◆ **Task**: Look through the material below and count the lines that hold "this". Give that number by itself.

◆ **Data records**:
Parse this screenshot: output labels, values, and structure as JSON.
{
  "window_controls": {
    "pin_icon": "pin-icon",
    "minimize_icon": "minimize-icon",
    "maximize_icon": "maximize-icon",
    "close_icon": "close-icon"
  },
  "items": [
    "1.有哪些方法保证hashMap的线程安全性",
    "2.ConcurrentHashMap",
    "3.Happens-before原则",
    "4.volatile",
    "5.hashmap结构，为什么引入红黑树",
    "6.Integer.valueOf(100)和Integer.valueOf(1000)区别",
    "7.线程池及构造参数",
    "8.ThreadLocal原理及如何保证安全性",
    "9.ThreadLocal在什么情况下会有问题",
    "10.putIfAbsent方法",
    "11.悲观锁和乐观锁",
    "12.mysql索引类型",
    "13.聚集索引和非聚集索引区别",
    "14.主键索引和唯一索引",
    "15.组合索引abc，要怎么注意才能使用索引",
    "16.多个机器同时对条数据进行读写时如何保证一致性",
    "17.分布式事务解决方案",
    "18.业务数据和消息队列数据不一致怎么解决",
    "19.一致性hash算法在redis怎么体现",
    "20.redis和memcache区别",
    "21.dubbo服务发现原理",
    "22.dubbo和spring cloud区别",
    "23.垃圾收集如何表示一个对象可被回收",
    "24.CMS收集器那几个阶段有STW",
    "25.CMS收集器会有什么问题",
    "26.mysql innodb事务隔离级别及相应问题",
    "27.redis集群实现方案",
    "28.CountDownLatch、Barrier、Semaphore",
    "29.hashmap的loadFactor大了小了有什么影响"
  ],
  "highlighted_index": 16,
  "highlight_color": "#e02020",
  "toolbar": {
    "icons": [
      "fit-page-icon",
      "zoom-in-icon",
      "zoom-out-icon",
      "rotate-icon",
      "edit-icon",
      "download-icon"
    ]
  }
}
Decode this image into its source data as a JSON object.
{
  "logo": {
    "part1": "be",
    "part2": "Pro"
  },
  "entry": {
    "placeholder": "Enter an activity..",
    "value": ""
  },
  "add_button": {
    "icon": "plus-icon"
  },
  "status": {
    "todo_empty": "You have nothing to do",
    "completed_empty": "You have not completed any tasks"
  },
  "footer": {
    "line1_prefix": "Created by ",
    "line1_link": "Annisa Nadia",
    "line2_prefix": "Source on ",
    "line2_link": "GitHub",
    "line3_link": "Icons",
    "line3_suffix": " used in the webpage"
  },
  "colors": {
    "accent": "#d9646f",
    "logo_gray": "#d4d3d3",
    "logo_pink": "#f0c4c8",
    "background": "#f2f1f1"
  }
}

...

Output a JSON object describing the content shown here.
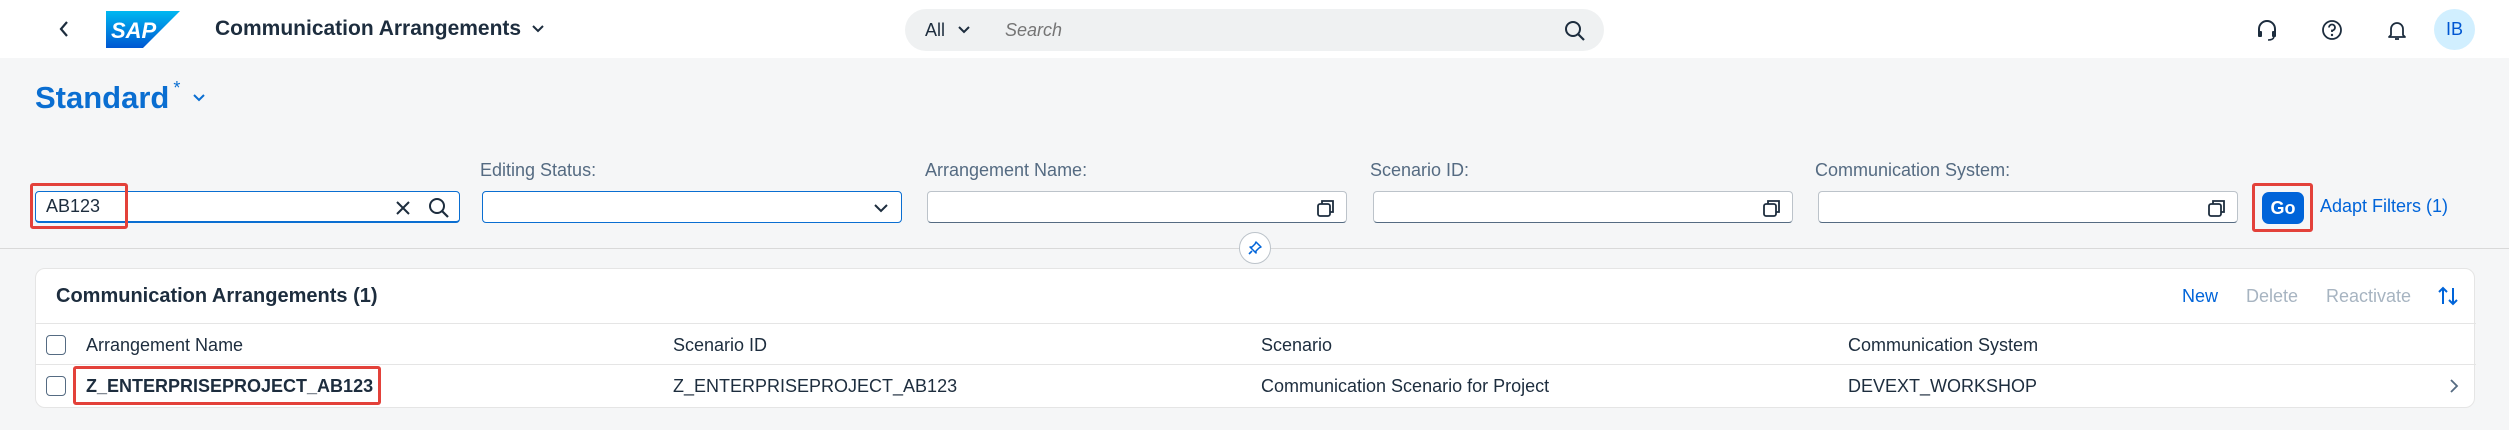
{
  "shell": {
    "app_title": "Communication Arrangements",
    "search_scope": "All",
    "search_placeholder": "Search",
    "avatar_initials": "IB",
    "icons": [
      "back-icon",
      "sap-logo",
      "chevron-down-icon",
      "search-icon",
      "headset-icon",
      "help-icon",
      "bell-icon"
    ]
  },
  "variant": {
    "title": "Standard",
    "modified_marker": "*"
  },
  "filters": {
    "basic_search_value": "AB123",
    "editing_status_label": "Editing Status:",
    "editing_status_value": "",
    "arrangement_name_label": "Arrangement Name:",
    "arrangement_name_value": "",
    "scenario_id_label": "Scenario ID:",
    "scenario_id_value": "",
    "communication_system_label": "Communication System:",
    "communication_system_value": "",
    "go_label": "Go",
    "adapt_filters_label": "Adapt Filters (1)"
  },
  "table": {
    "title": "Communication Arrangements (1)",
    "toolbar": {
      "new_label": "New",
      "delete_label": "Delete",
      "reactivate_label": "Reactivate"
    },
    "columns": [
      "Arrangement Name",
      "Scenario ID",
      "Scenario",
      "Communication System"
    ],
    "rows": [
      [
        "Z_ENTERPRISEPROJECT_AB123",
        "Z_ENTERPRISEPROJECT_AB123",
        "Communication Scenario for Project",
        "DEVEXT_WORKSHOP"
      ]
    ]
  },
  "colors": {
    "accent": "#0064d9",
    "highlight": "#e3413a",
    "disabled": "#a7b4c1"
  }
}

◆ **Solved exercise**: 2